**What this task involves:** Report every line of the data where the string "description" appears.

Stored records
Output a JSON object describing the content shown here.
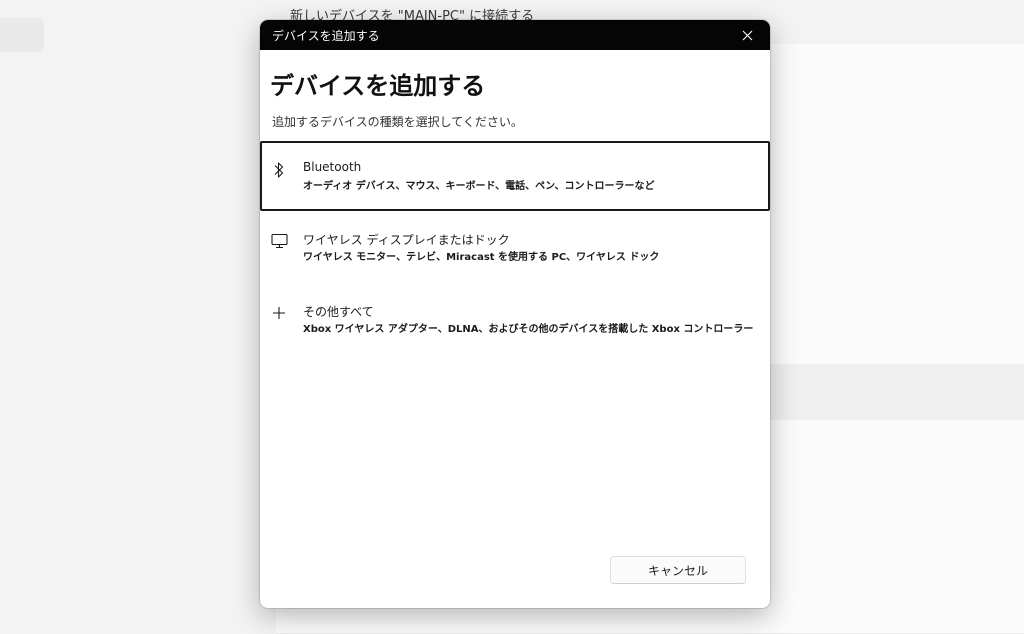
{
  "background": {
    "caption": "新しいデバイスを \"MAIN-PC\" に接続する"
  },
  "dialog": {
    "window_title": "デバイスを追加する",
    "heading": "デバイスを追加する",
    "subtitle": "追加するデバイスの種類を選択してください。",
    "options": [
      {
        "icon": "bluetooth-icon",
        "title": "Bluetooth",
        "description": "オーディオ デバイス、マウス、キーボード、電話、ペン、コントローラーなど",
        "selected": true
      },
      {
        "icon": "monitor-icon",
        "title": "ワイヤレス ディスプレイまたはドック",
        "description": "ワイヤレス モニター、テレビ、Miracast を使用する PC、ワイヤレス ドック",
        "selected": false
      },
      {
        "icon": "plus-icon",
        "title": "その他すべて",
        "description": "Xbox ワイヤレス アダプター、DLNA、およびその他のデバイスを搭載した Xbox コントローラー",
        "selected": false
      }
    ],
    "cancel_label": "キャンセル"
  },
  "colors": {
    "titlebar": "#050505",
    "dialog_bg": "#ffffff",
    "selected_border": "#1a1a1a",
    "page_bg": "#f3f3f3"
  }
}
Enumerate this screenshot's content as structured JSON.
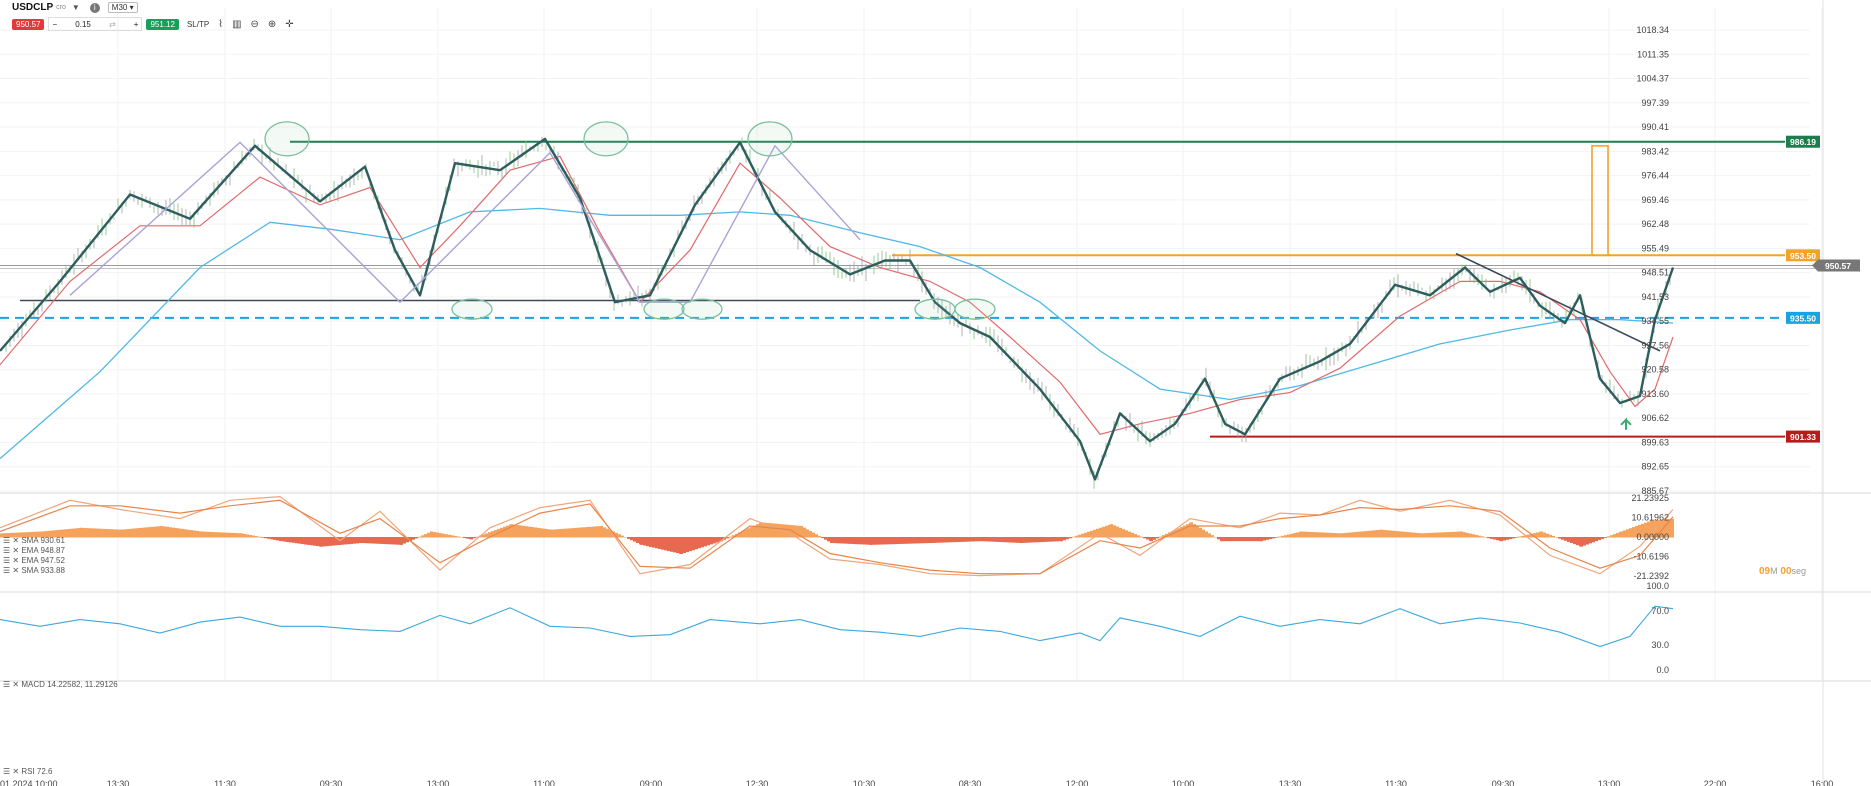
{
  "toolbar": {
    "symbol": "USDCLP",
    "symbol_suffix": "cro",
    "timeframe": "M30",
    "sell_price": "950.57",
    "quantity": "0.15",
    "buy_price": "951.12",
    "sltp_label": "SL/TP"
  },
  "main_legend": [
    "SMA 930.61",
    "EMA 948.87",
    "EMA 947.52",
    "SMA 933.88"
  ],
  "macd_legend": "MACD 14.22582, 11.29126",
  "rsi_legend": "RSI 72.6",
  "timer": {
    "value_m": "09",
    "unit_m": "M",
    "value_s": "00",
    "unit_s": "seg"
  },
  "colors": {
    "price_line": "#2d5d5d",
    "ema_fast": "#e26a6a",
    "sma_slow": "#4fb9e6",
    "green_level": "#1e7d4d",
    "orange_level": "#f3a32b",
    "blue_level": "#1aa3df",
    "red_level": "#b71c1c",
    "macd_pos": "#f5a35c",
    "macd_neg": "#e66a4f",
    "rsi_line": "#3aa8dd"
  },
  "chart_data": {
    "type": "line",
    "title": "USDCLP",
    "y_axis_ticks": [
      "1018.34",
      "1011.35",
      "1004.37",
      "997.39",
      "990.41",
      "983.42",
      "976.44",
      "969.46",
      "962.48",
      "955.49",
      "948.51",
      "941.53",
      "934.55",
      "927.56",
      "920.58",
      "913.60",
      "906.62",
      "899.63",
      "892.65",
      "885.67"
    ],
    "ylim": [
      885.67,
      1018.34
    ],
    "x_axis_labels": [
      "13:30",
      "11:30",
      "09:30",
      "13:00",
      "11:00",
      "09:00",
      "12:30",
      "10:30",
      "08:30",
      "12:00",
      "10:00",
      "13:30",
      "11:30",
      "09:30",
      "13:00",
      "22:00",
      "16:00"
    ],
    "x_axis_start_label": "01.2024 10:00",
    "price_labels": [
      {
        "label": "986.19",
        "value": 986.19,
        "color": "#1e7d4d"
      },
      {
        "label": "953.50",
        "value": 953.5,
        "color": "#f3a32b"
      },
      {
        "label": "950.57",
        "value": 950.57,
        "color": "#777777"
      },
      {
        "label": "935.50",
        "value": 935.5,
        "color": "#1aa3df"
      },
      {
        "label": "901.33",
        "value": 901.33,
        "color": "#b71c1c"
      }
    ],
    "price_series": [
      [
        0,
        926
      ],
      [
        60,
        946
      ],
      [
        130,
        971
      ],
      [
        190,
        964
      ],
      [
        255,
        985
      ],
      [
        320,
        969
      ],
      [
        365,
        979
      ],
      [
        395,
        955
      ],
      [
        420,
        942
      ],
      [
        455,
        980
      ],
      [
        500,
        978
      ],
      [
        545,
        987
      ],
      [
        580,
        970
      ],
      [
        615,
        940
      ],
      [
        650,
        942
      ],
      [
        695,
        968
      ],
      [
        740,
        986
      ],
      [
        775,
        966
      ],
      [
        810,
        955
      ],
      [
        850,
        948
      ],
      [
        885,
        952
      ],
      [
        910,
        952
      ],
      [
        935,
        940
      ],
      [
        960,
        934
      ],
      [
        990,
        930
      ],
      [
        1040,
        915
      ],
      [
        1080,
        900
      ],
      [
        1095,
        889
      ],
      [
        1120,
        908
      ],
      [
        1150,
        900
      ],
      [
        1175,
        905
      ],
      [
        1205,
        918
      ],
      [
        1225,
        905
      ],
      [
        1245,
        902
      ],
      [
        1280,
        918
      ],
      [
        1320,
        923
      ],
      [
        1350,
        928
      ],
      [
        1395,
        945
      ],
      [
        1430,
        942
      ],
      [
        1465,
        950
      ],
      [
        1490,
        943
      ],
      [
        1520,
        947
      ],
      [
        1540,
        939
      ],
      [
        1565,
        934
      ],
      [
        1580,
        942
      ],
      [
        1600,
        918
      ],
      [
        1620,
        911
      ],
      [
        1640,
        913
      ],
      [
        1655,
        935
      ],
      [
        1673,
        950
      ]
    ],
    "ema_series": [
      [
        0,
        922
      ],
      [
        70,
        946
      ],
      [
        140,
        962
      ],
      [
        200,
        962
      ],
      [
        260,
        976
      ],
      [
        320,
        968
      ],
      [
        370,
        973
      ],
      [
        420,
        950
      ],
      [
        460,
        962
      ],
      [
        510,
        978
      ],
      [
        560,
        982
      ],
      [
        600,
        960
      ],
      [
        640,
        940
      ],
      [
        690,
        955
      ],
      [
        740,
        980
      ],
      [
        780,
        970
      ],
      [
        830,
        956
      ],
      [
        880,
        950
      ],
      [
        930,
        946
      ],
      [
        970,
        940
      ],
      [
        1010,
        930
      ],
      [
        1060,
        917
      ],
      [
        1100,
        902
      ],
      [
        1140,
        905
      ],
      [
        1190,
        908
      ],
      [
        1240,
        912
      ],
      [
        1290,
        914
      ],
      [
        1340,
        921
      ],
      [
        1400,
        936
      ],
      [
        1460,
        946
      ],
      [
        1500,
        946
      ],
      [
        1540,
        943
      ],
      [
        1580,
        935
      ],
      [
        1610,
        920
      ],
      [
        1635,
        910
      ],
      [
        1655,
        915
      ],
      [
        1673,
        930
      ]
    ],
    "sma_series": [
      [
        0,
        895
      ],
      [
        100,
        920
      ],
      [
        200,
        950
      ],
      [
        270,
        963
      ],
      [
        330,
        961
      ],
      [
        400,
        958
      ],
      [
        470,
        966
      ],
      [
        540,
        967
      ],
      [
        610,
        965
      ],
      [
        680,
        965
      ],
      [
        740,
        966
      ],
      [
        790,
        965
      ],
      [
        860,
        960
      ],
      [
        920,
        956
      ],
      [
        980,
        950
      ],
      [
        1040,
        940
      ],
      [
        1100,
        926
      ],
      [
        1160,
        915
      ],
      [
        1230,
        912
      ],
      [
        1300,
        916
      ],
      [
        1370,
        922
      ],
      [
        1440,
        928
      ],
      [
        1510,
        932
      ],
      [
        1570,
        935
      ],
      [
        1620,
        935
      ],
      [
        1673,
        934
      ]
    ],
    "zigzag_series": [
      [
        70,
        942
      ],
      [
        240,
        986
      ],
      [
        400,
        940
      ],
      [
        550,
        983
      ],
      [
        640,
        940
      ],
      [
        690,
        940
      ],
      [
        775,
        985
      ],
      [
        860,
        958
      ]
    ],
    "neckline_series": [
      [
        20,
        940.5
      ],
      [
        920,
        940.5
      ]
    ],
    "trendline_series": [
      [
        1456,
        954
      ],
      [
        1660,
        926
      ]
    ],
    "target_rect": {
      "x_start": 1592,
      "x_end": 1608,
      "y_top": 985,
      "y_bottom": 953.5
    },
    "circle_marks": [
      [
        287,
        987
      ],
      [
        472,
        938
      ],
      [
        606,
        987
      ],
      [
        664,
        938
      ],
      [
        702,
        938
      ],
      [
        770,
        987
      ],
      [
        935,
        938
      ],
      [
        975,
        938
      ]
    ],
    "macd": {
      "ylim": [
        -21.2392,
        21.23925
      ],
      "ticks": [
        "21.23925",
        "10.61962",
        "0.00000",
        "-10.6196",
        "-21.2392"
      ],
      "bars": [
        [
          0,
          2
        ],
        [
          40,
          3
        ],
        [
          80,
          5
        ],
        [
          120,
          4
        ],
        [
          160,
          6
        ],
        [
          200,
          3
        ],
        [
          240,
          2
        ],
        [
          280,
          -2
        ],
        [
          320,
          -5
        ],
        [
          360,
          -3
        ],
        [
          400,
          -4
        ],
        [
          430,
          3
        ],
        [
          470,
          -1
        ],
        [
          510,
          7
        ],
        [
          550,
          4
        ],
        [
          600,
          6
        ],
        [
          640,
          -4
        ],
        [
          680,
          -9
        ],
        [
          720,
          -2
        ],
        [
          760,
          8
        ],
        [
          800,
          6
        ],
        [
          830,
          -3
        ],
        [
          870,
          -4
        ],
        [
          930,
          -3
        ],
        [
          980,
          -2
        ],
        [
          1020,
          -3
        ],
        [
          1060,
          -2
        ],
        [
          1110,
          7
        ],
        [
          1150,
          -2
        ],
        [
          1190,
          8
        ],
        [
          1220,
          -2
        ],
        [
          1260,
          -2
        ],
        [
          1300,
          3
        ],
        [
          1340,
          2
        ],
        [
          1380,
          4
        ],
        [
          1420,
          2
        ],
        [
          1460,
          3
        ],
        [
          1500,
          -2
        ],
        [
          1540,
          3
        ],
        [
          1580,
          -5
        ],
        [
          1620,
          3
        ],
        [
          1650,
          9
        ],
        [
          1673,
          10
        ]
      ],
      "line1": [
        [
          0,
          5
        ],
        [
          70,
          20
        ],
        [
          120,
          15
        ],
        [
          180,
          10
        ],
        [
          230,
          20
        ],
        [
          280,
          22
        ],
        [
          340,
          -2
        ],
        [
          380,
          14
        ],
        [
          440,
          -18
        ],
        [
          490,
          5
        ],
        [
          540,
          16
        ],
        [
          590,
          20
        ],
        [
          640,
          -20
        ],
        [
          690,
          -15
        ],
        [
          750,
          10
        ],
        [
          790,
          2
        ],
        [
          830,
          -12
        ],
        [
          880,
          -15
        ],
        [
          930,
          -20
        ],
        [
          980,
          -21
        ],
        [
          1040,
          -20
        ],
        [
          1100,
          2
        ],
        [
          1140,
          -10
        ],
        [
          1190,
          10
        ],
        [
          1240,
          5
        ],
        [
          1280,
          13
        ],
        [
          1320,
          12
        ],
        [
          1360,
          20
        ],
        [
          1400,
          14
        ],
        [
          1450,
          20
        ],
        [
          1500,
          12
        ],
        [
          1550,
          -10
        ],
        [
          1600,
          -20
        ],
        [
          1640,
          -5
        ],
        [
          1673,
          15
        ]
      ],
      "line2": [
        [
          0,
          3
        ],
        [
          70,
          17
        ],
        [
          120,
          17
        ],
        [
          180,
          13
        ],
        [
          230,
          17
        ],
        [
          280,
          20
        ],
        [
          340,
          2
        ],
        [
          380,
          10
        ],
        [
          440,
          -14
        ],
        [
          490,
          0
        ],
        [
          540,
          13
        ],
        [
          590,
          18
        ],
        [
          640,
          -16
        ],
        [
          690,
          -17
        ],
        [
          750,
          6
        ],
        [
          790,
          4
        ],
        [
          830,
          -9
        ],
        [
          880,
          -14
        ],
        [
          930,
          -18
        ],
        [
          980,
          -20
        ],
        [
          1040,
          -20
        ],
        [
          1100,
          -2
        ],
        [
          1140,
          -6
        ],
        [
          1190,
          6
        ],
        [
          1240,
          6
        ],
        [
          1280,
          10
        ],
        [
          1320,
          12
        ],
        [
          1360,
          16
        ],
        [
          1400,
          15
        ],
        [
          1450,
          17
        ],
        [
          1500,
          14
        ],
        [
          1550,
          -6
        ],
        [
          1600,
          -17
        ],
        [
          1640,
          -10
        ],
        [
          1673,
          11
        ]
      ]
    },
    "rsi": {
      "ylim": [
        0,
        100
      ],
      "ticks": [
        "100.0",
        "70.0",
        "30.0",
        "0.0"
      ],
      "series": [
        [
          0,
          60
        ],
        [
          40,
          52
        ],
        [
          80,
          60
        ],
        [
          120,
          55
        ],
        [
          160,
          44
        ],
        [
          200,
          57
        ],
        [
          240,
          63
        ],
        [
          280,
          52
        ],
        [
          320,
          52
        ],
        [
          360,
          48
        ],
        [
          400,
          46
        ],
        [
          440,
          65
        ],
        [
          470,
          55
        ],
        [
          510,
          74
        ],
        [
          550,
          52
        ],
        [
          590,
          50
        ],
        [
          630,
          40
        ],
        [
          670,
          42
        ],
        [
          710,
          60
        ],
        [
          760,
          55
        ],
        [
          800,
          60
        ],
        [
          840,
          48
        ],
        [
          880,
          45
        ],
        [
          920,
          40
        ],
        [
          960,
          50
        ],
        [
          1000,
          46
        ],
        [
          1040,
          35
        ],
        [
          1080,
          44
        ],
        [
          1100,
          35
        ],
        [
          1120,
          62
        ],
        [
          1160,
          52
        ],
        [
          1200,
          40
        ],
        [
          1240,
          64
        ],
        [
          1280,
          52
        ],
        [
          1320,
          60
        ],
        [
          1360,
          55
        ],
        [
          1400,
          73
        ],
        [
          1440,
          55
        ],
        [
          1480,
          62
        ],
        [
          1520,
          56
        ],
        [
          1560,
          45
        ],
        [
          1600,
          28
        ],
        [
          1630,
          40
        ],
        [
          1655,
          76
        ],
        [
          1673,
          73
        ]
      ]
    }
  }
}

**Output:**
        "description": "オーディオ デバイス、マウス、キーボード、電話、ペン、コントローラーなど",
        "description": "ワイヤレス モニター、テレビ、Miracast を使用する PC、ワイヤレス ドック",
        "description": "Xbox ワイヤレス アダプター、DLNA、およびその他のデバイスを搭載した Xbox コントローラー",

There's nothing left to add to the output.